Scan the listing below. Return every line containing the string "نیاز".

——

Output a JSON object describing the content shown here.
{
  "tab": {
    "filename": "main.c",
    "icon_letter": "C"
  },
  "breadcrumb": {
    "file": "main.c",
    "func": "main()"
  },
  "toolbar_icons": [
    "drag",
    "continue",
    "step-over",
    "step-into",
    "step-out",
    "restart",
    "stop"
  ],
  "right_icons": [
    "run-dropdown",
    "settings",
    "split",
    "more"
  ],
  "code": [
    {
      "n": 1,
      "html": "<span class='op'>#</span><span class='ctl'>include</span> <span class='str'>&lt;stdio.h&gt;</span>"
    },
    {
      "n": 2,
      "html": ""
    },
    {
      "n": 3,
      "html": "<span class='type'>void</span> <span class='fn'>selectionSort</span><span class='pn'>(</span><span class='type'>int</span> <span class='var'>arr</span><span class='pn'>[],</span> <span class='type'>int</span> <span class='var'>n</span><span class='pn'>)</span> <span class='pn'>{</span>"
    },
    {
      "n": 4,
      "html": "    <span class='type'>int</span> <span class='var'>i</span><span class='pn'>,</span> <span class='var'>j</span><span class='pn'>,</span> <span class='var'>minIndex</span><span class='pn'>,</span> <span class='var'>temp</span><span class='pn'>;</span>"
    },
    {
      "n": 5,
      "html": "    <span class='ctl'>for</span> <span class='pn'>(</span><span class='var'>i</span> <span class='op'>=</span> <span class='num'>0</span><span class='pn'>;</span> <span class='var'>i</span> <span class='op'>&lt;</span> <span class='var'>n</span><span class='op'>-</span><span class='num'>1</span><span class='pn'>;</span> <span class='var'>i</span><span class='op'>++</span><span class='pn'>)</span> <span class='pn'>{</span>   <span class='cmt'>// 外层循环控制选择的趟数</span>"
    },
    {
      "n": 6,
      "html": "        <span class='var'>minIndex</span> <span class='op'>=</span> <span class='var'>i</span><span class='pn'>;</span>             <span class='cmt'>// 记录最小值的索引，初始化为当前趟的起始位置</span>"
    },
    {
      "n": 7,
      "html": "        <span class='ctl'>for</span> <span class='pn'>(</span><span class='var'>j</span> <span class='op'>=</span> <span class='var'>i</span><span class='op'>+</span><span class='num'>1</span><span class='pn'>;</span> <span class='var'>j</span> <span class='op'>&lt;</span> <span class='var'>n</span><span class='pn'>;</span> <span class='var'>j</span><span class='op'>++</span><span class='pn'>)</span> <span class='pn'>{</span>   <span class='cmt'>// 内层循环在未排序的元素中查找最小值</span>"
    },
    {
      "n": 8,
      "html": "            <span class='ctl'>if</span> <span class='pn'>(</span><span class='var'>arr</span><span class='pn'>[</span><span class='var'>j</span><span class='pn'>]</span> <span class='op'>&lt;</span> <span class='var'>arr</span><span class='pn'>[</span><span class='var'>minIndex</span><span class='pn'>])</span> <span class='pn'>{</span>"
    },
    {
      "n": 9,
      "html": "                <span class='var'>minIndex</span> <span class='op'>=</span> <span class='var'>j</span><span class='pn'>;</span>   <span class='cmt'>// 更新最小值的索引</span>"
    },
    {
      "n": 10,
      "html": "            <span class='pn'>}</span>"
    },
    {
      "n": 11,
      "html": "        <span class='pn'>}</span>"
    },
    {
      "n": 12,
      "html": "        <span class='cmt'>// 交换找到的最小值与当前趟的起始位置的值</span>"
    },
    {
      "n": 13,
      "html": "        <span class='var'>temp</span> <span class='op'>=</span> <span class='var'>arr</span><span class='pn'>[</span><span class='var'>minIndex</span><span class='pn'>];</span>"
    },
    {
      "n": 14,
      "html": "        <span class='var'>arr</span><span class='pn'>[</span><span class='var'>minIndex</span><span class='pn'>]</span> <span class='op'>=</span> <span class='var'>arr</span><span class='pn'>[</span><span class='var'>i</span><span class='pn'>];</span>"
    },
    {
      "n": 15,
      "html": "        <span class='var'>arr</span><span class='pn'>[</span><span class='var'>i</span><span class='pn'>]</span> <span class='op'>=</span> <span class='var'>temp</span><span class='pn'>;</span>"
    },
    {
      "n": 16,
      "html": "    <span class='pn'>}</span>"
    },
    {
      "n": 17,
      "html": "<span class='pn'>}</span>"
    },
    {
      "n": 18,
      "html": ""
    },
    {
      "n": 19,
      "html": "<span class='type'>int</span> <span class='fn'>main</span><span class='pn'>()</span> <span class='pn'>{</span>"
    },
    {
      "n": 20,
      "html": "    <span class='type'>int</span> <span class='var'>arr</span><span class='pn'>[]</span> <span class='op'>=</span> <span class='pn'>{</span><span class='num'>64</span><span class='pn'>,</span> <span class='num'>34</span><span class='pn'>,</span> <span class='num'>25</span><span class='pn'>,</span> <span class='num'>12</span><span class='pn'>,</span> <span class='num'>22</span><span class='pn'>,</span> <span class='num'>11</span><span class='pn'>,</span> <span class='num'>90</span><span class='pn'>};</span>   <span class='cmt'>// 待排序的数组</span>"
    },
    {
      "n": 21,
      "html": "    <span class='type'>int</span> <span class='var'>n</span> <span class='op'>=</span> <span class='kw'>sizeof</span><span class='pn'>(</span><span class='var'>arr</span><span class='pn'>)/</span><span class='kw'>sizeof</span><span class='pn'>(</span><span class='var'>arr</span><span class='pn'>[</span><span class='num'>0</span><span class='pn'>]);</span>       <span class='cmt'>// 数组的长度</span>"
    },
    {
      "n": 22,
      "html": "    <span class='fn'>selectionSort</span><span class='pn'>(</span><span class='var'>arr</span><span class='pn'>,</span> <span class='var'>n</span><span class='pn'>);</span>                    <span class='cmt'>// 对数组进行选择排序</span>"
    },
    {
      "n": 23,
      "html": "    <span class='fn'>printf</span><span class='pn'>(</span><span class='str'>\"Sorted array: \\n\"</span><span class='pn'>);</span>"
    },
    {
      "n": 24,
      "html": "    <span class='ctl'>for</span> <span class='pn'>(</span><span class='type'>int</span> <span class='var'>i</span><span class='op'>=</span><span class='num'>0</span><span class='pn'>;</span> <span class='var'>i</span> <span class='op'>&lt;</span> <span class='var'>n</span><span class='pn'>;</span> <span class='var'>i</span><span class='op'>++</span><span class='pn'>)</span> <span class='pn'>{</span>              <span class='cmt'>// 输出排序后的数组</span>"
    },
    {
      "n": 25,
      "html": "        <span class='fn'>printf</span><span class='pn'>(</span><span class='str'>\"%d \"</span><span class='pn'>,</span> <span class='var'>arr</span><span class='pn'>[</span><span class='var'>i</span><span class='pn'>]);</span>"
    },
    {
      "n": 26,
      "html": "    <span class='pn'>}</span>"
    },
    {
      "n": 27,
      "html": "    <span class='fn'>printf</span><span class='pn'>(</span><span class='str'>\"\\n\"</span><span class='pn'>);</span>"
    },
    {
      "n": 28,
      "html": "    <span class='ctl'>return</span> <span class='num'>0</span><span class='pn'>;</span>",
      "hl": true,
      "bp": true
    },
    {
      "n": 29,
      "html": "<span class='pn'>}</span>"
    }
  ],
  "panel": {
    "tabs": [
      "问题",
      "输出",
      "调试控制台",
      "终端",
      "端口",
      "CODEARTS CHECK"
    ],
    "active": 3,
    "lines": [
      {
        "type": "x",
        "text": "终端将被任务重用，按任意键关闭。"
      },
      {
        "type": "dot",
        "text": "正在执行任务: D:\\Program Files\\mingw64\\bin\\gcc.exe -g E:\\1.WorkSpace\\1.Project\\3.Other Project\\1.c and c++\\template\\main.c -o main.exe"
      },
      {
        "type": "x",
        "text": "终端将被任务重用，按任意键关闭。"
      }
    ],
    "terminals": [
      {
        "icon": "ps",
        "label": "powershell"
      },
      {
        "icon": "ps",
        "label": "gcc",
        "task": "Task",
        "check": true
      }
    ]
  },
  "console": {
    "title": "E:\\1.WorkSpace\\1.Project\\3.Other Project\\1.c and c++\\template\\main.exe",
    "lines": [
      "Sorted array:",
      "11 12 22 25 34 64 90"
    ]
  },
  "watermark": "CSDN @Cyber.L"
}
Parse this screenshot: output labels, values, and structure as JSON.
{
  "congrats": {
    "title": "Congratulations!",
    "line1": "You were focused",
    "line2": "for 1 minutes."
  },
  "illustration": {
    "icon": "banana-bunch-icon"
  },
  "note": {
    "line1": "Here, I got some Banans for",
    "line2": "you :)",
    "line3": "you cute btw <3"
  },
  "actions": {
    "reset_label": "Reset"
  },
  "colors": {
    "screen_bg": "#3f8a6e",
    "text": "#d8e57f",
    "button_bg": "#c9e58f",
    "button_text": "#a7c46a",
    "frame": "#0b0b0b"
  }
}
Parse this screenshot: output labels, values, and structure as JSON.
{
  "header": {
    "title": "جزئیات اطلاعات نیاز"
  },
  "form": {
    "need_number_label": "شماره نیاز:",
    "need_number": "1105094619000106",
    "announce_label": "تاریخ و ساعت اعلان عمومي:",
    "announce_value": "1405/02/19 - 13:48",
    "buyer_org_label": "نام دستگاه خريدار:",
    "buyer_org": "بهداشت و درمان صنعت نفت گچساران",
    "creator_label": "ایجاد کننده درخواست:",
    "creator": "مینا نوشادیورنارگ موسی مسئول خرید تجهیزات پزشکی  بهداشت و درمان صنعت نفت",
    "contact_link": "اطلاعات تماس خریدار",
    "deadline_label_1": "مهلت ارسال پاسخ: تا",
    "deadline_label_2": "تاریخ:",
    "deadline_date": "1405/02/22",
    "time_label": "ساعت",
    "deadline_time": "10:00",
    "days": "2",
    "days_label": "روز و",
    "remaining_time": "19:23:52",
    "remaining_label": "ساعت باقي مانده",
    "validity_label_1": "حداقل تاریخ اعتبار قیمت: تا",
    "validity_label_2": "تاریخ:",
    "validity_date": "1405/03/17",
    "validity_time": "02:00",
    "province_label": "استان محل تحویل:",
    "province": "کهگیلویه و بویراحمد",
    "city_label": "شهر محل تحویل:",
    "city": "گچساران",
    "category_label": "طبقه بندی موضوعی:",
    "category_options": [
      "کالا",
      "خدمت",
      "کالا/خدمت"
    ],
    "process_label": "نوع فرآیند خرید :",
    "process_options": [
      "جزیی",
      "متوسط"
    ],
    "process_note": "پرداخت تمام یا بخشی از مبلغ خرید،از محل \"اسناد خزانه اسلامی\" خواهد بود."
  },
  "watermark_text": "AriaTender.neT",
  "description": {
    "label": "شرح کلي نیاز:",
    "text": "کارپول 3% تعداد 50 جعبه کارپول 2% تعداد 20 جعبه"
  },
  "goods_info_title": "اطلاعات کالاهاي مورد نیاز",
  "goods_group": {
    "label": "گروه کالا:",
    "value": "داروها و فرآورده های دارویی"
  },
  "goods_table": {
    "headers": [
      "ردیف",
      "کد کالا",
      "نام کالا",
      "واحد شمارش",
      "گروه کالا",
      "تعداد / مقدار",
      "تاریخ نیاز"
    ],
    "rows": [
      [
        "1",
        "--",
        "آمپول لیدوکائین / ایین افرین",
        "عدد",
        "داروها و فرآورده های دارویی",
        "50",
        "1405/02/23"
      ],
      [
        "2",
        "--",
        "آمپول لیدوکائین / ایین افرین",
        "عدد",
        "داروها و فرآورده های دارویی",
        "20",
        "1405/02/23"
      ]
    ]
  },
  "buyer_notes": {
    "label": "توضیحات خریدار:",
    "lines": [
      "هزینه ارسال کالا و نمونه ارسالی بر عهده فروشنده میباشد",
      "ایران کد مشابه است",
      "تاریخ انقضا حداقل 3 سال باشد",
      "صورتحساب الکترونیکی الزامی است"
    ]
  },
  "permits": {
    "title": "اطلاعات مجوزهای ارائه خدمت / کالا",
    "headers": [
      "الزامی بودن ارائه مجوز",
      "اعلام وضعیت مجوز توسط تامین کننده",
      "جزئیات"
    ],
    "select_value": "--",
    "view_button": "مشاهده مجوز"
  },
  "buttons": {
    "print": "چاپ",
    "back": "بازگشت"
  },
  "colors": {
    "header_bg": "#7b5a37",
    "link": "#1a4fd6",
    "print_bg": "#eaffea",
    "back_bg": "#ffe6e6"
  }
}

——

**EXERCISE SOLUTION**
    "title": "جزئیات اطلاعات نیاز"
    "need_number_label": "شماره نیاز:",
    "label": "شرح کلي نیاز:",
  "goods_info_title": "اطلاعات کالاهاي مورد نیاز",
      "تاریخ نیاز"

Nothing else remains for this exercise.